» **WHAT IS EXPECTED**: Each line of the material that mentions the word "桥梁通用图" is to be copied.

» **SOURCE DATA**:
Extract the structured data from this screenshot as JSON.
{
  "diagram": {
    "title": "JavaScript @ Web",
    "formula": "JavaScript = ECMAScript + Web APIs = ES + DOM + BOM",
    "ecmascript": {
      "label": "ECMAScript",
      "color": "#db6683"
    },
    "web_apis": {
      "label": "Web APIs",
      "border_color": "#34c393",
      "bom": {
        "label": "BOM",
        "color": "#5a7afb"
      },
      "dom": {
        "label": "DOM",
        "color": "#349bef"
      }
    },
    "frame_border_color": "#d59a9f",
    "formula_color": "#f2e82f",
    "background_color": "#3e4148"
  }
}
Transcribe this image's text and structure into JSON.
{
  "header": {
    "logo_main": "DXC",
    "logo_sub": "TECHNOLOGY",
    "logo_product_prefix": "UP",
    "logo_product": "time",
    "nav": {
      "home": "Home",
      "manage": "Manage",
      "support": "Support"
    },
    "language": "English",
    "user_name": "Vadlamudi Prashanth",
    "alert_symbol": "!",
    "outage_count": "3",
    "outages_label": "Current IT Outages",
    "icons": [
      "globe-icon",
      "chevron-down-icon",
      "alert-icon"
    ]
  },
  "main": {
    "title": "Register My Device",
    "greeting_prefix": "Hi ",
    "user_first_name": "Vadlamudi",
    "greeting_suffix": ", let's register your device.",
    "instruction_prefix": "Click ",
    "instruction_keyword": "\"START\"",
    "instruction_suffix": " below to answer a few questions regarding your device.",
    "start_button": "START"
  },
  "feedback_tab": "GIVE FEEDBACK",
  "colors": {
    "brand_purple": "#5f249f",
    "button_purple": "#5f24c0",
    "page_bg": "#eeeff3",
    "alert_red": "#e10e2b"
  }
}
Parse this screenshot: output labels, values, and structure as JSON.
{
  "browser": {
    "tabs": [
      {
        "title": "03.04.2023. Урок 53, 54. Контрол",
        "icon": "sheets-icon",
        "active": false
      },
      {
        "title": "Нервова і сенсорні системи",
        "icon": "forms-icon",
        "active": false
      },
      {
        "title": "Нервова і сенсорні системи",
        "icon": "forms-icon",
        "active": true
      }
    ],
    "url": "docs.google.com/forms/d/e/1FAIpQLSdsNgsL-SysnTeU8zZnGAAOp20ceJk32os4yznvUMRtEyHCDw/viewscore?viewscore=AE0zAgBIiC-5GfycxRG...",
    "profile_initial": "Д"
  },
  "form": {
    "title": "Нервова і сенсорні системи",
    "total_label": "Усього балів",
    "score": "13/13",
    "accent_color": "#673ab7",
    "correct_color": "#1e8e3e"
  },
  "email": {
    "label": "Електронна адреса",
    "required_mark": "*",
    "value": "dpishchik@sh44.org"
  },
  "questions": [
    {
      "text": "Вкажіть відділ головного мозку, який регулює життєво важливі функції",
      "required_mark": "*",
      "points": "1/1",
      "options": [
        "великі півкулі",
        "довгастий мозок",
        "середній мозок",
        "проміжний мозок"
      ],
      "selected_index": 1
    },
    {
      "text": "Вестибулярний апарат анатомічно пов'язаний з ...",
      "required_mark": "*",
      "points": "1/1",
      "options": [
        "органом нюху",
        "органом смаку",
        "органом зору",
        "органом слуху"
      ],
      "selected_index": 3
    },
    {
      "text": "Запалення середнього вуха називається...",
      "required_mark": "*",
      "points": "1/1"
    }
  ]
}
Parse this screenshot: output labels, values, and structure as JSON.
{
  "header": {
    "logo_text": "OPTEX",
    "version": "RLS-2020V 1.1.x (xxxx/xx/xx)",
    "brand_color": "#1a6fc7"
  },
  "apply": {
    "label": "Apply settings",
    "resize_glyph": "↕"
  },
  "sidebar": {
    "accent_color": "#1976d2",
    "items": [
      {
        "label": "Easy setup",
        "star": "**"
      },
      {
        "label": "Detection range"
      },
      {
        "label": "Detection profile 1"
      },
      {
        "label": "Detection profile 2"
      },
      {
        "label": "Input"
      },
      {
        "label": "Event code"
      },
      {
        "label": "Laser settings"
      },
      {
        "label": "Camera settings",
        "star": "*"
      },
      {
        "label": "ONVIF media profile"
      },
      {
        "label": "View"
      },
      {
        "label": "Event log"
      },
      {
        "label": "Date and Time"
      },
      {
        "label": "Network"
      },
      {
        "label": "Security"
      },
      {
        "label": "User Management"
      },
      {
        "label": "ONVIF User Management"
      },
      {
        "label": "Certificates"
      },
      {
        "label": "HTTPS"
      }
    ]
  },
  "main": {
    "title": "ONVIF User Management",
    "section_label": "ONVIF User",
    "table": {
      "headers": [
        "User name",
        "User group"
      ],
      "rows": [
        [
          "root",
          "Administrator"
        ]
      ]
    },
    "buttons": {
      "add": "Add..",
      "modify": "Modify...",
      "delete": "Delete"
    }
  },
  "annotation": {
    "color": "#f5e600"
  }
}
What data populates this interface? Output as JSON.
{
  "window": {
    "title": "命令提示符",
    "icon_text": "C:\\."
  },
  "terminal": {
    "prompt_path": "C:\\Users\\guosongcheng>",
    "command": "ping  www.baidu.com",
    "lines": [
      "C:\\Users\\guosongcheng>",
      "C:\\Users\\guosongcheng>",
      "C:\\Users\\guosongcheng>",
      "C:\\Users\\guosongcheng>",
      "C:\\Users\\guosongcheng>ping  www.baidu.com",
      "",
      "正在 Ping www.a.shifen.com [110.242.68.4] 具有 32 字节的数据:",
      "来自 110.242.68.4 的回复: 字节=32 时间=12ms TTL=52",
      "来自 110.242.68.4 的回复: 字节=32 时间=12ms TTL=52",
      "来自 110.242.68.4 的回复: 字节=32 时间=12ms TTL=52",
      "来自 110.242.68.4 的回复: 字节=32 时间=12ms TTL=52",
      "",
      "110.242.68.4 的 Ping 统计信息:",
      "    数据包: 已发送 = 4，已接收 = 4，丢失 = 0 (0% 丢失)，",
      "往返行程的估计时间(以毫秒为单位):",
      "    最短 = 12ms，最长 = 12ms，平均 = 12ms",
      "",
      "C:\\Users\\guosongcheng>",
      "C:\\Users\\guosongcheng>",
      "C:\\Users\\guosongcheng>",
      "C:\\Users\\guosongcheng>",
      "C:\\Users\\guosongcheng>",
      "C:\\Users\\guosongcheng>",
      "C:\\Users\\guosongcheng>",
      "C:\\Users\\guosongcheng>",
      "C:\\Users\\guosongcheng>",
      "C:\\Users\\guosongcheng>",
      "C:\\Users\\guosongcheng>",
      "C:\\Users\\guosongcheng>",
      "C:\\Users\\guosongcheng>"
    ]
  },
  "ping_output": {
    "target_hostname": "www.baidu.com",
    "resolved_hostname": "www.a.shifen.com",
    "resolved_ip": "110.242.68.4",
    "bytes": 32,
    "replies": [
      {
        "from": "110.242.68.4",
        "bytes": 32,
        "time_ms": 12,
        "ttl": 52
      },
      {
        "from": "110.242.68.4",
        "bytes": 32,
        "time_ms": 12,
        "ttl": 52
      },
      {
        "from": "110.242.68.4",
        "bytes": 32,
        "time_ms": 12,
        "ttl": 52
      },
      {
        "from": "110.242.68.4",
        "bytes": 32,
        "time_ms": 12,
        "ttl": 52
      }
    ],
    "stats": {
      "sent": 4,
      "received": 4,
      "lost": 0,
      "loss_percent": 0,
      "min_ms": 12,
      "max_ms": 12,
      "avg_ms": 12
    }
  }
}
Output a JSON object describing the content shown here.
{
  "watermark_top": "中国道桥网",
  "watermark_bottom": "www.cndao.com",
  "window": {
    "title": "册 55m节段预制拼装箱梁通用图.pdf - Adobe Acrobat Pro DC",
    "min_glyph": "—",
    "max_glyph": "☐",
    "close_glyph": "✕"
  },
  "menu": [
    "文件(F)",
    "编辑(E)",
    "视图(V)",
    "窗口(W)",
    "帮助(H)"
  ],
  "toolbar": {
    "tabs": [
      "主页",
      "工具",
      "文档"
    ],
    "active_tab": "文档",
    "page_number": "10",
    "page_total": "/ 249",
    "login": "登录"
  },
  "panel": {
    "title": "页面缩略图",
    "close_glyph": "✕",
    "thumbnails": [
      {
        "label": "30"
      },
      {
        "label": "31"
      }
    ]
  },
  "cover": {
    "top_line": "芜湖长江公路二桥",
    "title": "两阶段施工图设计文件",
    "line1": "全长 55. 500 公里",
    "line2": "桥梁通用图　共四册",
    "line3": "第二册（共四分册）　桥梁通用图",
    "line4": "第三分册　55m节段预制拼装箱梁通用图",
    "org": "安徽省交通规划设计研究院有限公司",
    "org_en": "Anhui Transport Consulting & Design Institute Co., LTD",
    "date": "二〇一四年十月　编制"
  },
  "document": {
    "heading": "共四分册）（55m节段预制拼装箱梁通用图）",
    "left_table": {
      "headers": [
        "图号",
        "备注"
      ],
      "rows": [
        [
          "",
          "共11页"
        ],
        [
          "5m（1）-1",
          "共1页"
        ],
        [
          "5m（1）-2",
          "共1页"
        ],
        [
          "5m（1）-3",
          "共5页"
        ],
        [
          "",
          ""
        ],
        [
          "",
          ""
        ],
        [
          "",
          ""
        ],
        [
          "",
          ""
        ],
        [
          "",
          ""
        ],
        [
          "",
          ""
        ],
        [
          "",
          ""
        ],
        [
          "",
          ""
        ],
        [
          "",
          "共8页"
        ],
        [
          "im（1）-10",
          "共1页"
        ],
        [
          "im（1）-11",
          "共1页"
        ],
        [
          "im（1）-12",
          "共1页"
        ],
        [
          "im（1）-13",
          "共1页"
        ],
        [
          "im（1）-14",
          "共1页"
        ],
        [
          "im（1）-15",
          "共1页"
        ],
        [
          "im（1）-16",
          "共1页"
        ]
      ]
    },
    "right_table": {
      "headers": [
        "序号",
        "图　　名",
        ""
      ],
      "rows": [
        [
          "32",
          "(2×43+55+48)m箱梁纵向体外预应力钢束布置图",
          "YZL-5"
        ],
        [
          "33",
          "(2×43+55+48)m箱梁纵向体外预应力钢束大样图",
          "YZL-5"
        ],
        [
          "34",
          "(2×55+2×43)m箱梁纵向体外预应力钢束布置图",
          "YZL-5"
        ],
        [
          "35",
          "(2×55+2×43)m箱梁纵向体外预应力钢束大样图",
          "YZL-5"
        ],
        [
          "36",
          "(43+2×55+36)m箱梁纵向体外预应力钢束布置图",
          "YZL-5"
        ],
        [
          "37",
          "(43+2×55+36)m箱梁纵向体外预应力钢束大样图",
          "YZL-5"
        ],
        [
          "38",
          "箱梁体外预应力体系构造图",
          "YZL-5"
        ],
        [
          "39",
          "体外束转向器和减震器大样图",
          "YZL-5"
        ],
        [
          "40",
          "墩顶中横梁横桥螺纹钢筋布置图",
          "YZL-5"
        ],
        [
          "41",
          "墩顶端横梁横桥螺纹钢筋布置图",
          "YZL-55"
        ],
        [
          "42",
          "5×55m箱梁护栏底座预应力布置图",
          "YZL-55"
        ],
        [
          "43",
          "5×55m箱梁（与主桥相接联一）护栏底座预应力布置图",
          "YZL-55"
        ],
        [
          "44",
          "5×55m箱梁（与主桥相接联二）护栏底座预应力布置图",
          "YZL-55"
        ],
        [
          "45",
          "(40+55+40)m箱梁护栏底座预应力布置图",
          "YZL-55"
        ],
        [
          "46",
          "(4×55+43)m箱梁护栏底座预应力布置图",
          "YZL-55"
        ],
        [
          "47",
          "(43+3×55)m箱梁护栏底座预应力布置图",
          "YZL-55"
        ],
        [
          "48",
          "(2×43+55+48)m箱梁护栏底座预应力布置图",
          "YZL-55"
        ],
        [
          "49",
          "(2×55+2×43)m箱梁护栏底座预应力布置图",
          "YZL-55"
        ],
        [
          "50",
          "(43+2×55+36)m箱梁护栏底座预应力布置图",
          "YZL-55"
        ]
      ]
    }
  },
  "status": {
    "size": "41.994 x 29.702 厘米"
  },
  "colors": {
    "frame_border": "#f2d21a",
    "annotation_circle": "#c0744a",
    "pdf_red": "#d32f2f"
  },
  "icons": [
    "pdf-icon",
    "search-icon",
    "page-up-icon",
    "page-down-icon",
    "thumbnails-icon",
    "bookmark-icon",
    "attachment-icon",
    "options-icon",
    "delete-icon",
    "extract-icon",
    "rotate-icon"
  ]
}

» **REPLY**:
    "line2": "桥梁通用图　共四册",
    "line3": "第二册（共四分册）　桥梁通用图",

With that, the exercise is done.